With nothing left out, repeat every entry exactly.

───

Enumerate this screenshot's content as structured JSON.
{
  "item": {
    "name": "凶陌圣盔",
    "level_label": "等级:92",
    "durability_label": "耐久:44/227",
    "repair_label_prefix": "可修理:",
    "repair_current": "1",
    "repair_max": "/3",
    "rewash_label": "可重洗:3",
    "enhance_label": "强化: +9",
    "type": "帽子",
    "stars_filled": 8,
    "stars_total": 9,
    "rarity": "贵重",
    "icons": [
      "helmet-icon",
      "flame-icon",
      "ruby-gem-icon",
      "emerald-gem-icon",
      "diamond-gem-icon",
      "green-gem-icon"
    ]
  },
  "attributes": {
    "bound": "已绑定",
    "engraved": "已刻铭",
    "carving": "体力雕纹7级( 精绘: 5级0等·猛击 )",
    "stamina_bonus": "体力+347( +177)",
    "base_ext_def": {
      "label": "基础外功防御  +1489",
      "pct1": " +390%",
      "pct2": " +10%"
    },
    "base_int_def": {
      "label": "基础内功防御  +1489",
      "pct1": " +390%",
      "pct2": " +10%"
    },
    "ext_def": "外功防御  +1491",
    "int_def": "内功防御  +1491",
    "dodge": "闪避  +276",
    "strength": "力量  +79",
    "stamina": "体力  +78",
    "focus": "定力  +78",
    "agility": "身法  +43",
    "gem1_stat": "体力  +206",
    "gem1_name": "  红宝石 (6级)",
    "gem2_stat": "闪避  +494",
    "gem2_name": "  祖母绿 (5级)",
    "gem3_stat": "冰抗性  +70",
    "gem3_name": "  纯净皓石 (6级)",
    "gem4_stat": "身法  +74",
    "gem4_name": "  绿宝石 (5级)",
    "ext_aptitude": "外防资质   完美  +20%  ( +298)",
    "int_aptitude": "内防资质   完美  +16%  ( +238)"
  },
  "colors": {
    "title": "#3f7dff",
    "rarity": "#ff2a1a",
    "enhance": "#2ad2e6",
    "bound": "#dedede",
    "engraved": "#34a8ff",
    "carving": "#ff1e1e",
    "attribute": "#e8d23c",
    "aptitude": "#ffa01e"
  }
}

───

> _SOLUTION TO THIS PROBLEM_:
Enumerate this screenshot's content as structured JSON.
{
  "item": {
    "name": "凶陌圣盔",
    "level_label": "等级:92",
    "durability_label": "耐久:44/227",
    "repair_label_prefix": "可修理:",
    "repair_current": "1",
    "repair_max": "/3",
    "rewash_label": "可重洗:3",
    "enhance_label": "强化: +9",
    "type": "帽子",
    "stars_filled": 8,
    "stars_total": 9,
    "rarity": "贵重",
    "icons": [
      "helmet-icon",
      "flame-icon",
      "ruby-gem-icon",
      "emerald-gem-icon",
      "diamond-gem-icon",
      "green-gem-icon"
    ]
  },
  "attributes": {
    "bound": "已绑定",
    "engraved": "已刻铭",
    "carving": "体力雕纹7级( 精绘: 5级0等·猛击 )",
    "stamina_bonus": "体力+347( +177)",
    "base_ext_def": {
      "label": "基础外功防御  +1489",
      "pct1": " +390%",
      "pct2": " +10%"
    },
    "base_int_def": {
      "label": "基础内功防御  +1489",
      "pct1": " +390%",
      "pct2": " +10%"
    },
    "ext_def": "外功防御  +1491",
    "int_def": "内功防御  +1491",
    "dodge": "闪避  +276",
    "strength": "力量  +79",
    "stamina": "体力  +78",
    "focus": "定力  +78",
    "agility": "身法  +43",
    "gem1_stat": "体力  +206",
    "gem1_name": "  红宝石 (6级)",
    "gem2_stat": "闪避  +494",
    "gem2_name": "  祖母绿 (5级)",
    "gem3_stat": "冰抗性  +70",
    "gem3_name": "  纯净皓石 (6级)",
    "gem4_stat": "身法  +74",
    "gem4_name": "  绿宝石 (5级)",
    "ext_aptitude": "外防资质   完美  +20%  ( +298)",
    "int_aptitude": "内防资质   完美  +16%  ( +238)"
  },
  "colors": {
    "title": "#3f7dff",
    "rarity": "#ff2a1a",
    "enhance": "#2ad2e6",
    "bound": "#dedede",
    "engraved": "#34a8ff",
    "carving": "#ff1e1e",
    "attribute": "#e8d23c",
    "aptitude": "#ffa01e"
  }
}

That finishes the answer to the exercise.